In the Ancient Near East, the father’s deathbed verbal blessing was unchangeable and inviolable. Once spoken, it was legally binding; it had the force of law. It was equivalent to a will in our society, but it was even more final in that it could not be changed or revoked. It was like the laws of the Babylonians in Daniel’s day and the laws of the Medes and Persians in the time of Esther.
27:41-46 Esau Seeks Revenge. Rebekah Sends Jacob Away.
How would you feel if you were Esau? You hunt the game, come in from the field, prepare the food, and find out your kid brother stole your blessing! You would be angry, just as he was.
Ge 27:41 So Esau hated [or bore a grudge] Jacob because of the blessing with which his father blessed him, and Esau said in his heart, “The days of mourning for my father are at hand; then I will kill my brother Jacob.”
How should Esau have reacted instead?
We cannot control the behavior of other people.
But we can (and must) control our reactions. How?
How does Rebekah again bail out Jacob and show her favoritism toward him? (27:42-45)

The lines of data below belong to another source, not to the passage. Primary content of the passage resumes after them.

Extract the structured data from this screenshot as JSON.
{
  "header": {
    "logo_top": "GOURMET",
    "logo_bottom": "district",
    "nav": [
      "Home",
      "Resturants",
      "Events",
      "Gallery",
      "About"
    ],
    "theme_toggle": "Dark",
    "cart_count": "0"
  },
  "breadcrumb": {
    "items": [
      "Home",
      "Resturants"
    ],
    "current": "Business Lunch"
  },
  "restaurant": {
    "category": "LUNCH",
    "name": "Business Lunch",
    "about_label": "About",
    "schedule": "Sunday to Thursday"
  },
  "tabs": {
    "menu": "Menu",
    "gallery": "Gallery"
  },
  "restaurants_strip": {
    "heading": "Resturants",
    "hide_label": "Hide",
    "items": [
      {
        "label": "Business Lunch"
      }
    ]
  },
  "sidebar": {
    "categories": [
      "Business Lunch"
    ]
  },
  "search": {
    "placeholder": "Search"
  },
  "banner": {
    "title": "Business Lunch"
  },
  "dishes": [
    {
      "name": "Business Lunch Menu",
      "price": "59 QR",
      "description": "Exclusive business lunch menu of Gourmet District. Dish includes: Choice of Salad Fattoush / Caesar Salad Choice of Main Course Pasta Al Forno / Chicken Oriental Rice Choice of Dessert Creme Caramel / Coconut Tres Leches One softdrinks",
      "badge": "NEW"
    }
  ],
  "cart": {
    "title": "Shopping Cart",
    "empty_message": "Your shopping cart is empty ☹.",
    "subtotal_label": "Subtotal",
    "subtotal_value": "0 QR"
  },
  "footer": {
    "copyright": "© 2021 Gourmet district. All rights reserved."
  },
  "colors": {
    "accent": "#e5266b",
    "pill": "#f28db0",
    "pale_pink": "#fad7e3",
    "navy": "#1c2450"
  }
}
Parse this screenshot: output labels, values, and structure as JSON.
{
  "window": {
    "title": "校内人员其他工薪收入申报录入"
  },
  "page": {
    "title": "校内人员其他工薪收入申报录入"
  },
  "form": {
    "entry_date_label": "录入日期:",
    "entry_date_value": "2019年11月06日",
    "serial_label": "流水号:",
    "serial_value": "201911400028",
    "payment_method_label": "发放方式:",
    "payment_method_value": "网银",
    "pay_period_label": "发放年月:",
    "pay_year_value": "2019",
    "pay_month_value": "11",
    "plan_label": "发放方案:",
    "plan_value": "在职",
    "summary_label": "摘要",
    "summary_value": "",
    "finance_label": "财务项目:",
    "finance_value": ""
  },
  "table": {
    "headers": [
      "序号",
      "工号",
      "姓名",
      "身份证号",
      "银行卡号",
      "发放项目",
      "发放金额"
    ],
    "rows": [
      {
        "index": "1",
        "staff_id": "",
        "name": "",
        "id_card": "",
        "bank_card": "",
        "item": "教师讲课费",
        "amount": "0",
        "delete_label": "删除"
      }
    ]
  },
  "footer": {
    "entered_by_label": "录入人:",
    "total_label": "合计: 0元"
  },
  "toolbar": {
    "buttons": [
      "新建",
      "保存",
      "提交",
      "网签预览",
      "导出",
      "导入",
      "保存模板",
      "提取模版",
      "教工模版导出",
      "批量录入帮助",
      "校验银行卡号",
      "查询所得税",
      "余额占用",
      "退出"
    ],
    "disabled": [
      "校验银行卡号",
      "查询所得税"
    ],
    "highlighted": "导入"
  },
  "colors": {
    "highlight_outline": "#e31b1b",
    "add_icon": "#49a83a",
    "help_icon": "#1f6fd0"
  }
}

Rebekah thinks that in just a few days Esau’s anger will subside and that he will forget what Jacob did to him. (27:44-45) Is she right? No. How long does Jacob actually stay away from Esau? At least 14 years, the time it takes for him to marry Leah and Rachel.
How does Esau ultimately respond to Jacob at their next meeting? Unbelievably ...
Ge 33:9 But Esau said, “I have enough, my brother; keep what you have for yourself.”
Did that response not leave Esau happier and more blessed by God than if he had harbored anger and resentment?
What would you say about Rebekah’s attitude (27:46)?
What about this? “If my child marries the wrong person, I just can’t go on!”